**AIM OF THE TASK**
An unaltered copy of the listing below is required.

**DATA**

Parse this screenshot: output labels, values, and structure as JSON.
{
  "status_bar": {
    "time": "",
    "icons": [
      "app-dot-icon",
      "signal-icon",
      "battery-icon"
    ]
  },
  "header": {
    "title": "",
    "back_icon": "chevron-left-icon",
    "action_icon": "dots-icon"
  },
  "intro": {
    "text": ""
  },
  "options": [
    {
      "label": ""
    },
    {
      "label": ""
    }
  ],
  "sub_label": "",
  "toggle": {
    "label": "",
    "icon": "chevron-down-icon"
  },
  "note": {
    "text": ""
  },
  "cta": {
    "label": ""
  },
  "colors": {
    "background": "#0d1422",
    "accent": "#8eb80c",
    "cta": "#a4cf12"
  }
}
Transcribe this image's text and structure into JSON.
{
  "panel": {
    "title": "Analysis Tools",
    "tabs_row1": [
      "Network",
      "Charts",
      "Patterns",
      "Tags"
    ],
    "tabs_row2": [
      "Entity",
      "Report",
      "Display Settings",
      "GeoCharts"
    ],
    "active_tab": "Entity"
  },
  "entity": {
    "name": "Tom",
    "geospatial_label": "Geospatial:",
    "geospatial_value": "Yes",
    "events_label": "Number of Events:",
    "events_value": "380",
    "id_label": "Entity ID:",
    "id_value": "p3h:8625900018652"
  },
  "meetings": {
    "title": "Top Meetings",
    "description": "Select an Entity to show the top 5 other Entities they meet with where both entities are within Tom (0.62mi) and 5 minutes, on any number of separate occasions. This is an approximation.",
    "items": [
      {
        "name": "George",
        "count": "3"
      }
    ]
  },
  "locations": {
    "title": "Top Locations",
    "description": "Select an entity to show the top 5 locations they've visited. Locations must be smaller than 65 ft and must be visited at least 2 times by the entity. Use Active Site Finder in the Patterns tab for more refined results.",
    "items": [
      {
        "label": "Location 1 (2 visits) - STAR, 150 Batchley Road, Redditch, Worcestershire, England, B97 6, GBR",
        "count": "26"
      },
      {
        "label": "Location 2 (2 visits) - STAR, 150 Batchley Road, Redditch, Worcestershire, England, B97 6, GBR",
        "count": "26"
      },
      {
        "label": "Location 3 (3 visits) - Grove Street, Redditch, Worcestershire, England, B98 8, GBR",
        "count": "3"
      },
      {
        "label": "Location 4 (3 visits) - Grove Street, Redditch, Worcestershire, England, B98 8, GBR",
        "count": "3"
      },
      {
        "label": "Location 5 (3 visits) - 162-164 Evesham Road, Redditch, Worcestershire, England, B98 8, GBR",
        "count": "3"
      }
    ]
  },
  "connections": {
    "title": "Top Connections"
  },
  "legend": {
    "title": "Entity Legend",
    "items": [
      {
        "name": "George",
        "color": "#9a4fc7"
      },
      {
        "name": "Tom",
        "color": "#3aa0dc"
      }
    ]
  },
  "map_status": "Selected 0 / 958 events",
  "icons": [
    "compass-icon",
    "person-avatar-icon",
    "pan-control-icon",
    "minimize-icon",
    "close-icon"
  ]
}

**ANSWER SPACE**
Parse this screenshot: output labels, values, and structure as JSON.
{
  "status_bar": {
    "time": "",
    "icons": [
      "app-dot-icon",
      "signal-icon",
      "battery-icon"
    ]
  },
  "header": {
    "title": "",
    "back_icon": "chevron-left-icon",
    "action_icon": "dots-icon"
  },
  "intro": {
    "text": ""
  },
  "options": [
    {
      "label": ""
    },
    {
      "label": ""
    }
  ],
  "sub_label": "",
  "toggle": {
    "label": "",
    "icon": "chevron-down-icon"
  },
  "note": {
    "text": ""
  },
  "cta": {
    "label": ""
  },
  "colors": {
    "background": "#0d1422",
    "accent": "#8eb80c",
    "cta": "#a4cf12"
  }
}
Transcribe this image's text and structure into JSON.
{
  "panel": {
    "title": "Analysis Tools",
    "tabs_row1": [
      "Network",
      "Charts",
      "Patterns",
      "Tags"
    ],
    "tabs_row2": [
      "Entity",
      "Report",
      "Display Settings",
      "GeoCharts"
    ],
    "active_tab": "Entity"
  },
  "entity": {
    "name": "Tom",
    "geospatial_label": "Geospatial:",
    "geospatial_value": "Yes",
    "events_label": "Number of Events:",
    "events_value": "380",
    "id_label": "Entity ID:",
    "id_value": "p3h:8625900018652"
  },
  "meetings": {
    "title": "Top Meetings",
    "description": "Select an Entity to show the top 5 other Entities they meet with where both entities are within Tom (0.62mi) and 5 minutes, on any number of separate occasions. This is an approximation.",
    "items": [
      {
        "name": "George",
        "count": "3"
      }
    ]
  },
  "locations": {
    "title": "Top Locations",
    "description": "Select an entity to show the top 5 locations they've visited. Locations must be smaller than 65 ft and must be visited at least 2 times by the entity. Use Active Site Finder in the Patterns tab for more refined results.",
    "items": [
      {
        "label": "Location 1 (2 visits) - STAR, 150 Batchley Road, Redditch, Worcestershire, England, B97 6, GBR",
        "count": "26"
      },
      {
        "label": "Location 2 (2 visits) - STAR, 150 Batchley Road, Redditch, Worcestershire, England, B97 6, GBR",
        "count": "26"
      },
      {
        "label": "Location 3 (3 visits) - Grove Street, Redditch, Worcestershire, England, B98 8, GBR",
        "count": "3"
      },
      {
        "label": "Location 4 (3 visits) - Grove Street, Redditch, Worcestershire, England, B98 8, GBR",
        "count": "3"
      },
      {
        "label": "Location 5 (3 visits) - 162-164 Evesham Road, Redditch, Worcestershire, England, B98 8, GBR",
        "count": "3"
      }
    ]
  },
  "connections": {
    "title": "Top Connections"
  },
  "legend": {
    "title": "Entity Legend",
    "items": [
      {
        "name": "George",
        "color": "#9a4fc7"
      },
      {
        "name": "Tom",
        "color": "#3aa0dc"
      }
    ]
  },
  "map_status": "Selected 0 / 958 events",
  "icons": [
    "compass-icon",
    "person-avatar-icon",
    "pan-control-icon",
    "minimize-icon",
    "close-icon"
  ]
}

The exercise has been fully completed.